# Work task
Check every line of the data below for the word "brand". Copy the ones that have it.

****

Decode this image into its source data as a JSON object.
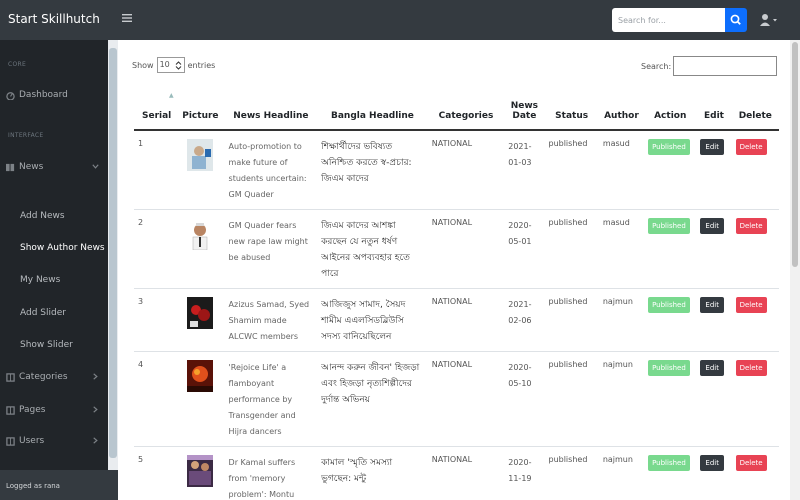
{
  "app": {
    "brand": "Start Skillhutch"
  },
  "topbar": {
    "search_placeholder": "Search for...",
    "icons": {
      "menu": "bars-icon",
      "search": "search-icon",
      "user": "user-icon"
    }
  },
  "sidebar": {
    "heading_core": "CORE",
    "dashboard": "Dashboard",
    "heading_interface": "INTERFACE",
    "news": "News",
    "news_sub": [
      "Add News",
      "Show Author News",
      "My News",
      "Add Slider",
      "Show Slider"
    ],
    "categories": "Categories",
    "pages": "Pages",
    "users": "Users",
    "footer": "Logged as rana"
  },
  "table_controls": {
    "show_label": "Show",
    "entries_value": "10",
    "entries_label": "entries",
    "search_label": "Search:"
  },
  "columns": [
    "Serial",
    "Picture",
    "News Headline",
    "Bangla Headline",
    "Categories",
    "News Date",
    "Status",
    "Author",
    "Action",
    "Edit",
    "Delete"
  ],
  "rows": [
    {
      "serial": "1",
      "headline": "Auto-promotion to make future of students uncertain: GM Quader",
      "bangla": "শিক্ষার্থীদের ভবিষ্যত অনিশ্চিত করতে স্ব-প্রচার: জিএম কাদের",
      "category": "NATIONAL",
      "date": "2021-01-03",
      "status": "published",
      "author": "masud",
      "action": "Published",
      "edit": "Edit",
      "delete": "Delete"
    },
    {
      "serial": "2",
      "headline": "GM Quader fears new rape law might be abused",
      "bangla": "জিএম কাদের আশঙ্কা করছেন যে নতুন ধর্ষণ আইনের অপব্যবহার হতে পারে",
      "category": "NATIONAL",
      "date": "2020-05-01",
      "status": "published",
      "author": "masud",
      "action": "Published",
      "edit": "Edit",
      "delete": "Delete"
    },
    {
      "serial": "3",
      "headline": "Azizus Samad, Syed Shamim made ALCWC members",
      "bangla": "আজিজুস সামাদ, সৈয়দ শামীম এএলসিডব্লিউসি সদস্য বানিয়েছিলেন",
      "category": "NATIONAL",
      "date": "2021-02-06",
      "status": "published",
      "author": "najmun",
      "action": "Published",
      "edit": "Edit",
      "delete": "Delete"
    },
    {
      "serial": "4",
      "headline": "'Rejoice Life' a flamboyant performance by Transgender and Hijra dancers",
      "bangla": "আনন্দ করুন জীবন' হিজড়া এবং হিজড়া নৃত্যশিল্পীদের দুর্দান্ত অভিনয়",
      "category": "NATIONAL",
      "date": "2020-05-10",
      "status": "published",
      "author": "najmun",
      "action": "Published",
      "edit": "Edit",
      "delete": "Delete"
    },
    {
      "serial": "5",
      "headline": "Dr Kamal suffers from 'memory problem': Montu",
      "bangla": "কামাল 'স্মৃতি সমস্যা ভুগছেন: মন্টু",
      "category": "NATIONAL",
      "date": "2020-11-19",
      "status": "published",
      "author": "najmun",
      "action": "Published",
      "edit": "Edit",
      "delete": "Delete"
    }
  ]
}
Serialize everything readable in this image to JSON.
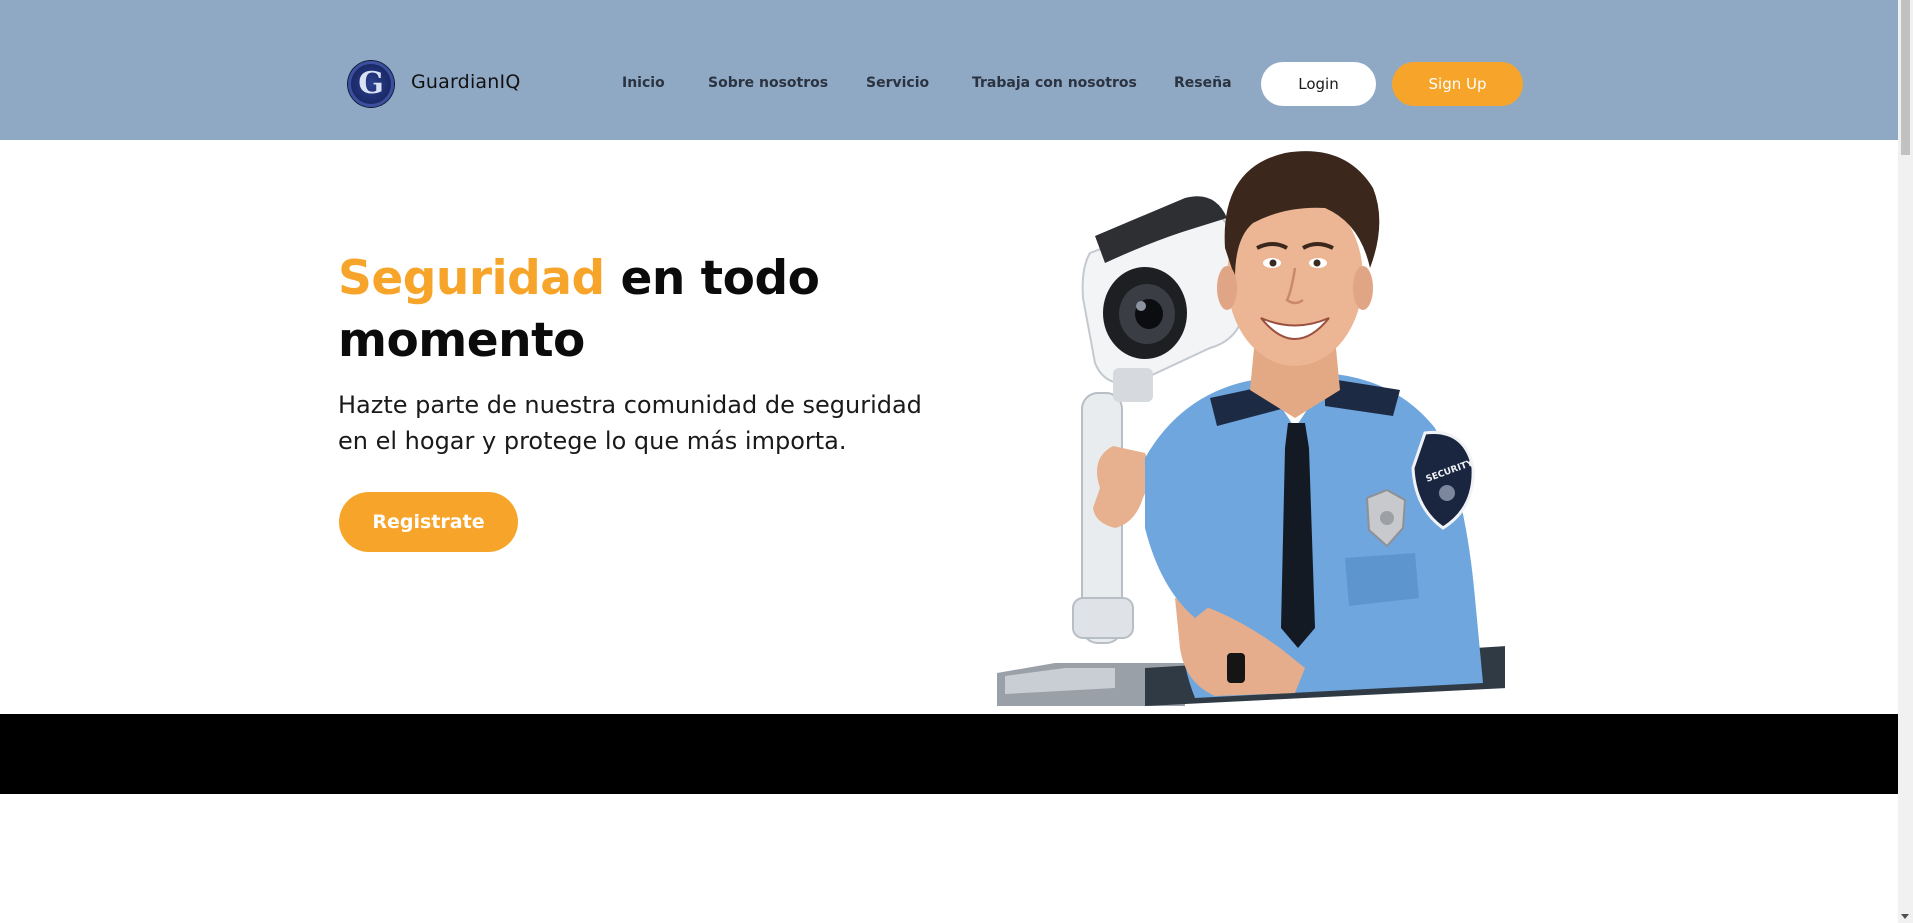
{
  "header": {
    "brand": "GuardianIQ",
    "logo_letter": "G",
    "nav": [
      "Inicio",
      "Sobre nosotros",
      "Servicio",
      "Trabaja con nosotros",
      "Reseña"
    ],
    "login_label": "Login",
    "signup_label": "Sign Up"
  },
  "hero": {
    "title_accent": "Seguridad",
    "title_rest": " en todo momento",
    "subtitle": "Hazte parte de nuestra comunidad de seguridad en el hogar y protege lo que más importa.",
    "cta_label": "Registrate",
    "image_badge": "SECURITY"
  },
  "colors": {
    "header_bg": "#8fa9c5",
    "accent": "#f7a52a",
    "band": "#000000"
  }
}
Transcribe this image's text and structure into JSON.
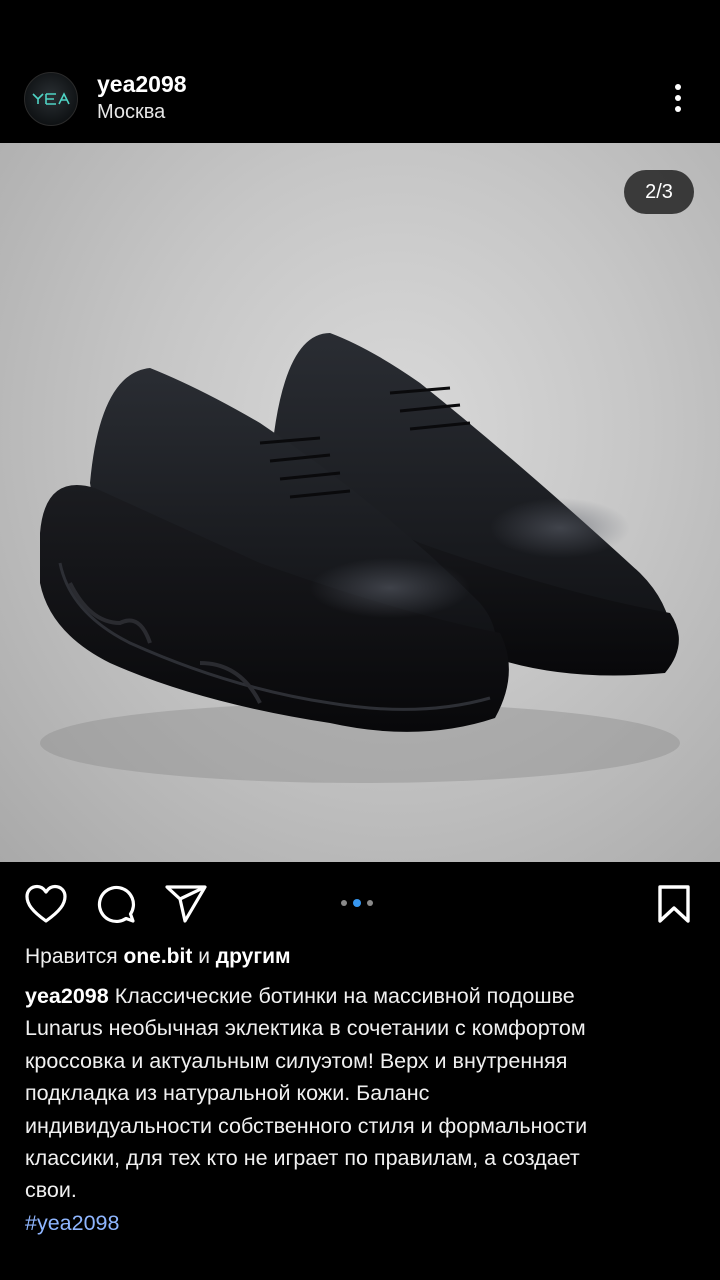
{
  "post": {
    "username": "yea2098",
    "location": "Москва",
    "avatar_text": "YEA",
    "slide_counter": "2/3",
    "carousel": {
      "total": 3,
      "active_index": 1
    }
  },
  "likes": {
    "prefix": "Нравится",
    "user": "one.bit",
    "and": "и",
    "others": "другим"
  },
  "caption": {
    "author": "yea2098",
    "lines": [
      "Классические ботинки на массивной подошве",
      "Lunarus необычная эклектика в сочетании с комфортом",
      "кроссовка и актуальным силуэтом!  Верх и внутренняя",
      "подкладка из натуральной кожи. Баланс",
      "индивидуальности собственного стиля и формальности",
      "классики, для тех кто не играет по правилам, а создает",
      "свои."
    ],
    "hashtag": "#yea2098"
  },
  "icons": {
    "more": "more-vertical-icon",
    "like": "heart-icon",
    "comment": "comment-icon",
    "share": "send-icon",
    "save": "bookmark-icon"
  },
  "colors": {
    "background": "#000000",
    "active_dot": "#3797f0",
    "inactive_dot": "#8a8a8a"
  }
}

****

# Result of the exercise
    "brand": "Start Skillhutch"
    "brand": "GuardianIQ",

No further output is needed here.